[Data records]
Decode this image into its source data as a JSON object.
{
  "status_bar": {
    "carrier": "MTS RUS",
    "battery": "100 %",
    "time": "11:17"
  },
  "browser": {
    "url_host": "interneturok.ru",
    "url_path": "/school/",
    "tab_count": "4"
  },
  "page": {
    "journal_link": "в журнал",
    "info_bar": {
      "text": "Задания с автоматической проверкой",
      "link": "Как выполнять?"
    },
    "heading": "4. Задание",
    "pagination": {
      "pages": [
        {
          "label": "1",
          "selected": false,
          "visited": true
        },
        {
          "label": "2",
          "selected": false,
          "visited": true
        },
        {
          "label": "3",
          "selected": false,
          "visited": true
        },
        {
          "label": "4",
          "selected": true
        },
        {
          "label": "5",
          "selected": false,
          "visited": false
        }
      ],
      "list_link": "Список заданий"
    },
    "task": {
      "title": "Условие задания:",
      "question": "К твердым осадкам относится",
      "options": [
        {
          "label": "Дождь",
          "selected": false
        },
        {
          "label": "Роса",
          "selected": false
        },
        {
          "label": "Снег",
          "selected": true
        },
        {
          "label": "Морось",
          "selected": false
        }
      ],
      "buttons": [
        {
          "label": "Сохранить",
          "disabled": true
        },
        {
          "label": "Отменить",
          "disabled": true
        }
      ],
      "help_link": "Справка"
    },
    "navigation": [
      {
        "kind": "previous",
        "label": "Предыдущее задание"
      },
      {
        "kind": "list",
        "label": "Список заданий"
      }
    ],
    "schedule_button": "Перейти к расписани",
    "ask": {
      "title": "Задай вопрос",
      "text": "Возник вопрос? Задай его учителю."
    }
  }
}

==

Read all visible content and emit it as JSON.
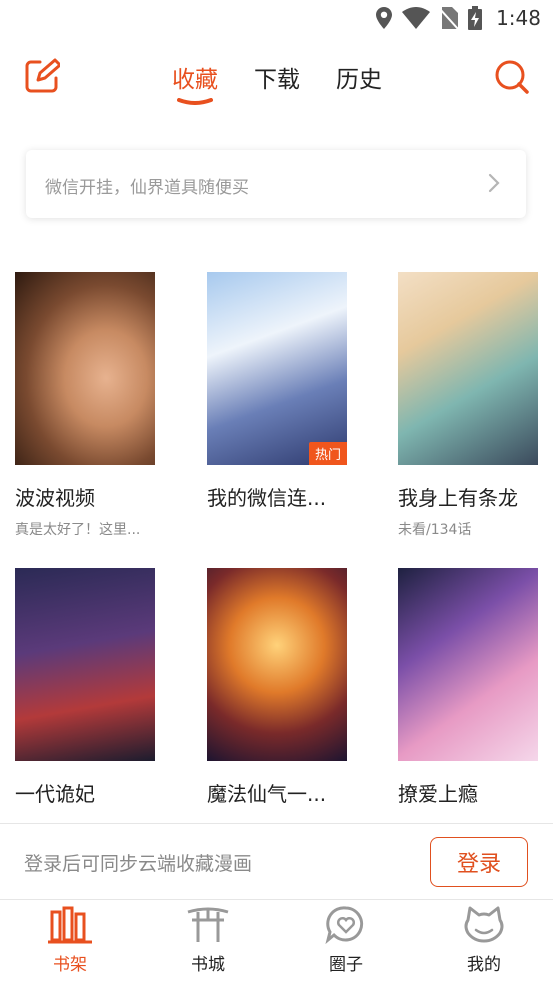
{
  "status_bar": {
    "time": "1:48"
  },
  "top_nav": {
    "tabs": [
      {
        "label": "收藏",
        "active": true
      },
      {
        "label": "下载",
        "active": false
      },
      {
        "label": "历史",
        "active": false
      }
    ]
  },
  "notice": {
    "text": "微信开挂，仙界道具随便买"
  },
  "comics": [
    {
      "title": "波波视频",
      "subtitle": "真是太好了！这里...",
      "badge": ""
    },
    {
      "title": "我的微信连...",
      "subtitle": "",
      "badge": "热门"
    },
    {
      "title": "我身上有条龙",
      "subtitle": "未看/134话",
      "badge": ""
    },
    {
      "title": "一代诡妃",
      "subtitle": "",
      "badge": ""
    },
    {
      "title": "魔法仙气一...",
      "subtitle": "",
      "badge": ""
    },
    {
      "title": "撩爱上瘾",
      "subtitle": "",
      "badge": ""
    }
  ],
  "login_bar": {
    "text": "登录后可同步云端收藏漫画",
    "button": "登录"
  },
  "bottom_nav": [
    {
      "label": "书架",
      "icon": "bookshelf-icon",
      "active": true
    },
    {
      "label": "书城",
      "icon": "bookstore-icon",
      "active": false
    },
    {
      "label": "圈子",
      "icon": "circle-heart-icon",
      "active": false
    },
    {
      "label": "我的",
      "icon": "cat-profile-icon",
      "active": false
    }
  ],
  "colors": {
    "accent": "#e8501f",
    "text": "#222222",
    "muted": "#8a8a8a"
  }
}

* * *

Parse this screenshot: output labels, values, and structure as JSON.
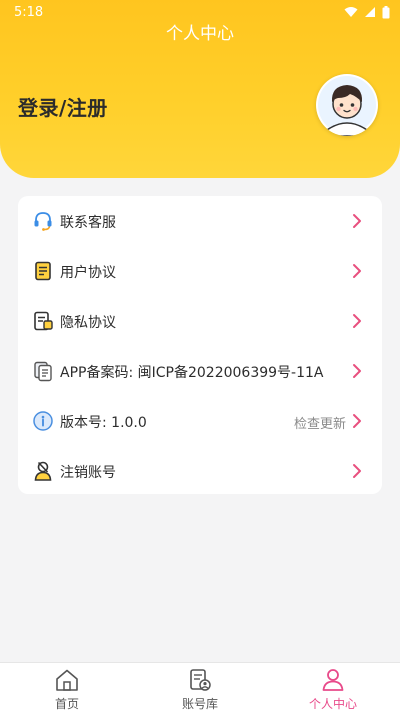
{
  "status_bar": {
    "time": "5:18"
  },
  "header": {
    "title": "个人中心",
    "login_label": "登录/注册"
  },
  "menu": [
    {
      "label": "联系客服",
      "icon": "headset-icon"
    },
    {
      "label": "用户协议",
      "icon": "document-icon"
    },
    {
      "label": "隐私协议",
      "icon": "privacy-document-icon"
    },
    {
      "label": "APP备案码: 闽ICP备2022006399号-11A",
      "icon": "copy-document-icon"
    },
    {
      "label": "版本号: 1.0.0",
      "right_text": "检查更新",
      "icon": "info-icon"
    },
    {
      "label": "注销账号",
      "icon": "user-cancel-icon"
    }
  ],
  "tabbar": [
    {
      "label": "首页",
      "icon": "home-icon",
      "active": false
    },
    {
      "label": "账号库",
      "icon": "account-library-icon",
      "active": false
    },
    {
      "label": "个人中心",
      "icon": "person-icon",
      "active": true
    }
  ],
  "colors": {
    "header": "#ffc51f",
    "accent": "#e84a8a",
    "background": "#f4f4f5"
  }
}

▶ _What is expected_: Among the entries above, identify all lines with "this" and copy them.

▶ _Answer box_:
Decode this image into its source data as a JSON object.
Parse this screenshot: output labels, values, and structure as JSON.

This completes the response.